On Wed, Oct 06, 2004 at 05:25:40AM +0900, Richard Lyman wrote:
> Say I wrote something that used 10 parts. I left it for a while, and
> later came back because I knew I could rewrite part #4 better. I
> wouldn't have to mess with parts 1-3, or parts 5-10. Just make sure
> part 4 quacks like the duck that it used to be and change a few lines
> in Copeland and you're in business.

What you are describing (duck typing) seems to me totally orthogonal to
Copland.  I can easily write my code like this:

  class Part1
    def initialize(part4)
      @part4 = part4
    end
  end

  class Part4
  end

  p4 = Part4.new
  p1 = Part1.new(p4)

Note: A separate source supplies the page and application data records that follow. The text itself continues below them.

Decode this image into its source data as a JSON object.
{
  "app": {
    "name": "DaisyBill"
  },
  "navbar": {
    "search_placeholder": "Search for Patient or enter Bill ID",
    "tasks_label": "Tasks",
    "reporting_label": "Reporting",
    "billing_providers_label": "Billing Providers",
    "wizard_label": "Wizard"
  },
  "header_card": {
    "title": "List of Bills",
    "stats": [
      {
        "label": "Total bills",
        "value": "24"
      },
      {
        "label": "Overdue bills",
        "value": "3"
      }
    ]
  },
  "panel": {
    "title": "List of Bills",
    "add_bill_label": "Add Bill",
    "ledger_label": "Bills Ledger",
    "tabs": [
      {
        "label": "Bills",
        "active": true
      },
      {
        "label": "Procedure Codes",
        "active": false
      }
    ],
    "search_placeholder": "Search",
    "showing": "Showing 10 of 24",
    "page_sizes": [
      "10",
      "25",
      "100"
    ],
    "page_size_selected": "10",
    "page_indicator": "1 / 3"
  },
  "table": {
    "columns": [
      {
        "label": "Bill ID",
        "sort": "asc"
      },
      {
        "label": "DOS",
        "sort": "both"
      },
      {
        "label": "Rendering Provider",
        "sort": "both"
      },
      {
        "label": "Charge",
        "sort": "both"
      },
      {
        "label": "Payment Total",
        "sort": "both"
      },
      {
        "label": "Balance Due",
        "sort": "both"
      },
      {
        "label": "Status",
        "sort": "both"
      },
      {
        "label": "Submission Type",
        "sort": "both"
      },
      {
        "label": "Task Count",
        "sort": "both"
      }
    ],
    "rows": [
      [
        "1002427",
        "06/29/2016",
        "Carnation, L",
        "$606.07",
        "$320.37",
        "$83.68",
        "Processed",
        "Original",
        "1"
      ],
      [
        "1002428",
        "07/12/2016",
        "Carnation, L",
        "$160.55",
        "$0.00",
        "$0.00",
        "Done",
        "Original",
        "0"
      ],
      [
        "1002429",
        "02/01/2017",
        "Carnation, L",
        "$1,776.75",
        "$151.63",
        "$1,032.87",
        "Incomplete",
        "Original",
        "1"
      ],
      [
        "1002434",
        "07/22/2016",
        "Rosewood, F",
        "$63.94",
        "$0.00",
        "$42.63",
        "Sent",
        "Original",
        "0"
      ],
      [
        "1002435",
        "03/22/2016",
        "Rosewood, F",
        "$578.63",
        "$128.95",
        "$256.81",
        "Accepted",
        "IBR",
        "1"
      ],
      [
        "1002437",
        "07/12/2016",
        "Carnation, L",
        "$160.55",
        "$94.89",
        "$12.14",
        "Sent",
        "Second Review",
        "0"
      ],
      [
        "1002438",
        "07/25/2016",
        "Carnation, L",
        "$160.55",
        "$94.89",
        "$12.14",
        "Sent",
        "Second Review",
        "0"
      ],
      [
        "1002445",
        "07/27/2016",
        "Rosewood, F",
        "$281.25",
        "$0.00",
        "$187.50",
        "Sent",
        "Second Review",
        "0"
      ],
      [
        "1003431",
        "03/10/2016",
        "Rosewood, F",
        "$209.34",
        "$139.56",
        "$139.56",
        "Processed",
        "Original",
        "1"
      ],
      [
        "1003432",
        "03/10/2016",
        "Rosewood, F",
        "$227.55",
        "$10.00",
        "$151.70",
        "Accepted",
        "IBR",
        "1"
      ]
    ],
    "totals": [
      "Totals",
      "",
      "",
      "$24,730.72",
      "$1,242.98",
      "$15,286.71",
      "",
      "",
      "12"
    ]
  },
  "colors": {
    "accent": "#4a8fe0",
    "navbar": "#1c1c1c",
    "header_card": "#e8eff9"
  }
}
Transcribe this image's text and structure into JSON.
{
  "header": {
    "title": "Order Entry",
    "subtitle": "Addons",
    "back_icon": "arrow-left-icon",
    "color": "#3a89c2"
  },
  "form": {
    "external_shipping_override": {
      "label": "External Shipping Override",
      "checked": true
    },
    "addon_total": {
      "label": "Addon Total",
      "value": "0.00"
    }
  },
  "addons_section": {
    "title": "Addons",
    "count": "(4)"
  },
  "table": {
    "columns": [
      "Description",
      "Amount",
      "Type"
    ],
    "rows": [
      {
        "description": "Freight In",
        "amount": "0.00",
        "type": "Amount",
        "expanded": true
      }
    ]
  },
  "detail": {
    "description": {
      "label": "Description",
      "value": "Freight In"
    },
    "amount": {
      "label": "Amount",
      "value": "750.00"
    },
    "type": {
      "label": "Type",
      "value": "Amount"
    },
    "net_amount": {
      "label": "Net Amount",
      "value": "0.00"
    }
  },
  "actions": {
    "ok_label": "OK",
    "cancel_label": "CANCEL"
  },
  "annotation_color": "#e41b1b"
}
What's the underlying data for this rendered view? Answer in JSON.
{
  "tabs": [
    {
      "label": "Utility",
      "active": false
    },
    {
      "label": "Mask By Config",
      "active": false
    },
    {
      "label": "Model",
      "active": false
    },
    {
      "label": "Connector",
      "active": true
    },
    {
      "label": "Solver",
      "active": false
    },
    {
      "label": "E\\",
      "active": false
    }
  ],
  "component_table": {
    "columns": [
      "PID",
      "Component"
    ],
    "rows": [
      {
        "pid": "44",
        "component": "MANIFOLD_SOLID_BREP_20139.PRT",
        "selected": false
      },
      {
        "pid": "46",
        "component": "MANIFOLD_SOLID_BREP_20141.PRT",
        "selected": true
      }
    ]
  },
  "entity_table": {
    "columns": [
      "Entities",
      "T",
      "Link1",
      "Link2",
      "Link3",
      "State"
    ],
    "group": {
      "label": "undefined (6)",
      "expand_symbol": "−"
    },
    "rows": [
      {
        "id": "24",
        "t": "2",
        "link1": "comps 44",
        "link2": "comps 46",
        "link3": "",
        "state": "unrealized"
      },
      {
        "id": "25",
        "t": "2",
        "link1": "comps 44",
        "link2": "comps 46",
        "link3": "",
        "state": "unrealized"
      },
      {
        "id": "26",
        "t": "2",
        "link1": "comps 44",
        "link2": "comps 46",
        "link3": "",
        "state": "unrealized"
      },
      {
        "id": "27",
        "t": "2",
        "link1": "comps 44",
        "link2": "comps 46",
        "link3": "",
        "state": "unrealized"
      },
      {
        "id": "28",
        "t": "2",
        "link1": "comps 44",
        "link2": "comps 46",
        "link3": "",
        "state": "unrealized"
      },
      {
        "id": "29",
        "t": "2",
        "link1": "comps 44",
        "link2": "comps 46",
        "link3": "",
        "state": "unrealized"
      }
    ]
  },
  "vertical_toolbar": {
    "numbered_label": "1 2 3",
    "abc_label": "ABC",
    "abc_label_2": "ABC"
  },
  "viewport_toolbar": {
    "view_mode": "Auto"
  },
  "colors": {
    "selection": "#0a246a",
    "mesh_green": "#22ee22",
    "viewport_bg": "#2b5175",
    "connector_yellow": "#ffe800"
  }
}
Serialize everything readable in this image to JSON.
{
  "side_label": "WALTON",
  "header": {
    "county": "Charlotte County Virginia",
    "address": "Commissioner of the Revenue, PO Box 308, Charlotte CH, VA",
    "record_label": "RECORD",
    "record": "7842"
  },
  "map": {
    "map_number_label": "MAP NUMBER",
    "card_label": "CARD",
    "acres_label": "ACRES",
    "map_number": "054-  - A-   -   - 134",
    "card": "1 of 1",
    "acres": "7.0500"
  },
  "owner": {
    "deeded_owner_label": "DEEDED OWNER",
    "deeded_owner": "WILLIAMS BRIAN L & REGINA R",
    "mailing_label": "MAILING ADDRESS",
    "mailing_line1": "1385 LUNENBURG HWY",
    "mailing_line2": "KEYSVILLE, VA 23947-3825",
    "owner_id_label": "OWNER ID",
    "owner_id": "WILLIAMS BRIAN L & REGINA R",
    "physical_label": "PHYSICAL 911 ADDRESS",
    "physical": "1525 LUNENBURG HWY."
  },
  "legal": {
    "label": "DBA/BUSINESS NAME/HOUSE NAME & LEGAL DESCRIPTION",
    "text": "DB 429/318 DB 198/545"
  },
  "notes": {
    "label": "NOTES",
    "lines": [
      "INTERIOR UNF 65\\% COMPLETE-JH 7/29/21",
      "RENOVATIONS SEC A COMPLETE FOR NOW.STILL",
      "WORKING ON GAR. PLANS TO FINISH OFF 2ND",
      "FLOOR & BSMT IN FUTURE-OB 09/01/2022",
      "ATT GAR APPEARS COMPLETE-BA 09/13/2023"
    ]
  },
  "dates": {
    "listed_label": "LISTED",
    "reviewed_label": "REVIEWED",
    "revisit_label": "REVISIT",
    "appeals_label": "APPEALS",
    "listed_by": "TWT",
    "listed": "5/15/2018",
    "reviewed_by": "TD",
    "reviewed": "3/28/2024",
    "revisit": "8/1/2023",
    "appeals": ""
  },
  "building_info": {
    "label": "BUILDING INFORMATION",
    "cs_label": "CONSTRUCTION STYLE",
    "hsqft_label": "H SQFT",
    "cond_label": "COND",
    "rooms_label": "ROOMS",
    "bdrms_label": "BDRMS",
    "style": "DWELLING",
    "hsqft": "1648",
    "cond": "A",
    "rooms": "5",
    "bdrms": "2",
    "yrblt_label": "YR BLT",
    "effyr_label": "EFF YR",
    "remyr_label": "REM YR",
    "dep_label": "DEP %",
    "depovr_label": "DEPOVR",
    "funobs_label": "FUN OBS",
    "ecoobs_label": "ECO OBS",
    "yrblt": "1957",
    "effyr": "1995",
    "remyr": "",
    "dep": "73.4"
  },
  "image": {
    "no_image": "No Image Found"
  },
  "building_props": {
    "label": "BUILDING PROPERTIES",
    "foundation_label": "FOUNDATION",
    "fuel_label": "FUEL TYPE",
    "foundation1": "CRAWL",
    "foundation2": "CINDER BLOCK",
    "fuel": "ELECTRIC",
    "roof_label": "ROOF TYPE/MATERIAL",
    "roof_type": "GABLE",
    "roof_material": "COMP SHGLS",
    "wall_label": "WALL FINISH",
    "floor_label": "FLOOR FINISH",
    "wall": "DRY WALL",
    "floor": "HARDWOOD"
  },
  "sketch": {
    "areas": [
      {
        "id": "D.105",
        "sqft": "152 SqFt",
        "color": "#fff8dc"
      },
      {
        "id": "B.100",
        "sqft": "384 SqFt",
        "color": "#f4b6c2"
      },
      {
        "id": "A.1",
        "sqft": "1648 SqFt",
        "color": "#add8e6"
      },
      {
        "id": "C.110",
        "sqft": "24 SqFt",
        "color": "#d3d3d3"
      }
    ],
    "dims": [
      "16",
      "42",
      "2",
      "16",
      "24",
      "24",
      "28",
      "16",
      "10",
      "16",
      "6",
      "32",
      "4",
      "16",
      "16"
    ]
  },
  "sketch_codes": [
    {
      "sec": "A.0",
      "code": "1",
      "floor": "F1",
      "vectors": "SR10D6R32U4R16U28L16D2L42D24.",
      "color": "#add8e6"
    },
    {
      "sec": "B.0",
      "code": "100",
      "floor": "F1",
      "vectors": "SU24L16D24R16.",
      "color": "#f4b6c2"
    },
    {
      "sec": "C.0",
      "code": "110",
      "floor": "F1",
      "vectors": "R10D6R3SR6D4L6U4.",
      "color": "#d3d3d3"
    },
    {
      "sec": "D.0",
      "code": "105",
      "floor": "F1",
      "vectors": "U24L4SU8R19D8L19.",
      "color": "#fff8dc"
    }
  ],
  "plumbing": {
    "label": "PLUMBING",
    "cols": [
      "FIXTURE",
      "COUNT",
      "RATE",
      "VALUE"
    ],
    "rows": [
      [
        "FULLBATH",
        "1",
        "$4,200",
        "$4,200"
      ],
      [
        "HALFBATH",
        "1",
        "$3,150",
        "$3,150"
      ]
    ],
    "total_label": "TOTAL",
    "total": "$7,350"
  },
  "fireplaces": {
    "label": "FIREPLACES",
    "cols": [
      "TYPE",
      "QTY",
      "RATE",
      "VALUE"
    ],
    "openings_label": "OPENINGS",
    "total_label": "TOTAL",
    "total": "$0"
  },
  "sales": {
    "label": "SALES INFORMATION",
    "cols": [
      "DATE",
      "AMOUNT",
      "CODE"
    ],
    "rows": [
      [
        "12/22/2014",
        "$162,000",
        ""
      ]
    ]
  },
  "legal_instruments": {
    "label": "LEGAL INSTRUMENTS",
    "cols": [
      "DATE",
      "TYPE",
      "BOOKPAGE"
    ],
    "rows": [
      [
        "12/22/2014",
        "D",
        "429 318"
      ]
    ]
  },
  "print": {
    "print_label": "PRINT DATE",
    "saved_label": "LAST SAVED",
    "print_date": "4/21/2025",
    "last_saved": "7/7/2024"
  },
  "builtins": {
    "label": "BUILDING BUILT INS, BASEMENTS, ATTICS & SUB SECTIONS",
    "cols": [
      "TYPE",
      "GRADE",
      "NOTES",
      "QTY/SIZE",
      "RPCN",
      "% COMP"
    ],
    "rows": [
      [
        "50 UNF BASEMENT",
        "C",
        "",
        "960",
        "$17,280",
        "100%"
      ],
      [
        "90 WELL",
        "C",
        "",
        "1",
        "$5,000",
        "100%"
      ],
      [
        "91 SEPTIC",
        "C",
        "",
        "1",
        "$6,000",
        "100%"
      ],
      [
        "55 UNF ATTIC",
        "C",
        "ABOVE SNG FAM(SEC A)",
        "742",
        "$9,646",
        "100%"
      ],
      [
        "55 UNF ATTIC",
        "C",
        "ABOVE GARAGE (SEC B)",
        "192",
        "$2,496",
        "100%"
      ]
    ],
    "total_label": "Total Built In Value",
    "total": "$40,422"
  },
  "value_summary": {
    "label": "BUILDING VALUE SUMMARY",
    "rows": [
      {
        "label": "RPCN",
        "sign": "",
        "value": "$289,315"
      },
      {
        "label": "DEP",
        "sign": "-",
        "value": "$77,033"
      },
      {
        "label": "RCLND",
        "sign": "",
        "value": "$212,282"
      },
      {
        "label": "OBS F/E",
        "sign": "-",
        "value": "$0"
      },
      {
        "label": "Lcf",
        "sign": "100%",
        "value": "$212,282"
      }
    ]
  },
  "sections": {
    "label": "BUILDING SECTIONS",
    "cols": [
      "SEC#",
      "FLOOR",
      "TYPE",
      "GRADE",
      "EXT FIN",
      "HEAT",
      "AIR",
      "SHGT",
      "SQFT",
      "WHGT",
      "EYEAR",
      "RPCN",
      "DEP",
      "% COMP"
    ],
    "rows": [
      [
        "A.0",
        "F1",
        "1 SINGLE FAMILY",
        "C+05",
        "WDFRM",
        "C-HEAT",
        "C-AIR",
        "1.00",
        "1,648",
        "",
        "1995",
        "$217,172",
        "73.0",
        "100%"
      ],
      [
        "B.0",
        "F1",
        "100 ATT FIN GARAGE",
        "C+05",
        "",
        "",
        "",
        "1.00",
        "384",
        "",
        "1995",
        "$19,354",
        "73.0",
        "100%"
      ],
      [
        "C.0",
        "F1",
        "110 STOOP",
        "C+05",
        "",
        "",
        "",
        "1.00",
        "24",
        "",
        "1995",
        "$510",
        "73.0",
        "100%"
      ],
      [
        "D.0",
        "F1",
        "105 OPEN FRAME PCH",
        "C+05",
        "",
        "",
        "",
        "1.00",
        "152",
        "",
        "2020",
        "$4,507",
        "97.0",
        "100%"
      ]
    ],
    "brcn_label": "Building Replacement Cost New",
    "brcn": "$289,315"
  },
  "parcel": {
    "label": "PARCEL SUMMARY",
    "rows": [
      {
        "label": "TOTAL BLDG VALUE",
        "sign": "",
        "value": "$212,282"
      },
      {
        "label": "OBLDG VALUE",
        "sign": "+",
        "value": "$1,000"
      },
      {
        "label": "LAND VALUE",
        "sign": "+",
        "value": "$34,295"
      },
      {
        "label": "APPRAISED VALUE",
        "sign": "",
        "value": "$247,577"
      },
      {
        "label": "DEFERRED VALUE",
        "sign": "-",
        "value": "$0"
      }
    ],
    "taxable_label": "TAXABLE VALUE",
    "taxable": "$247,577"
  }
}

then come back later and change Part4 to something else and Part1 never
knows the difference.

As Jamis pointed out in his talk, Copland is useful when you have many
layers of dependencies and don't want to worry about how everything fits
together and gets initialized, but I just don't typically have code that
fits that description (and for the dependencies I do have, I find
explicitly representing them through parameters to the constructor, as
above, to be good enough for many situations, without resorting to a
more complex solution).

Anyway, my point was that while Copland isn't particularly useful to me
(the bulk of the code I write is in C++, not Ruby), I'm nevertheless
interested in its development.

Paul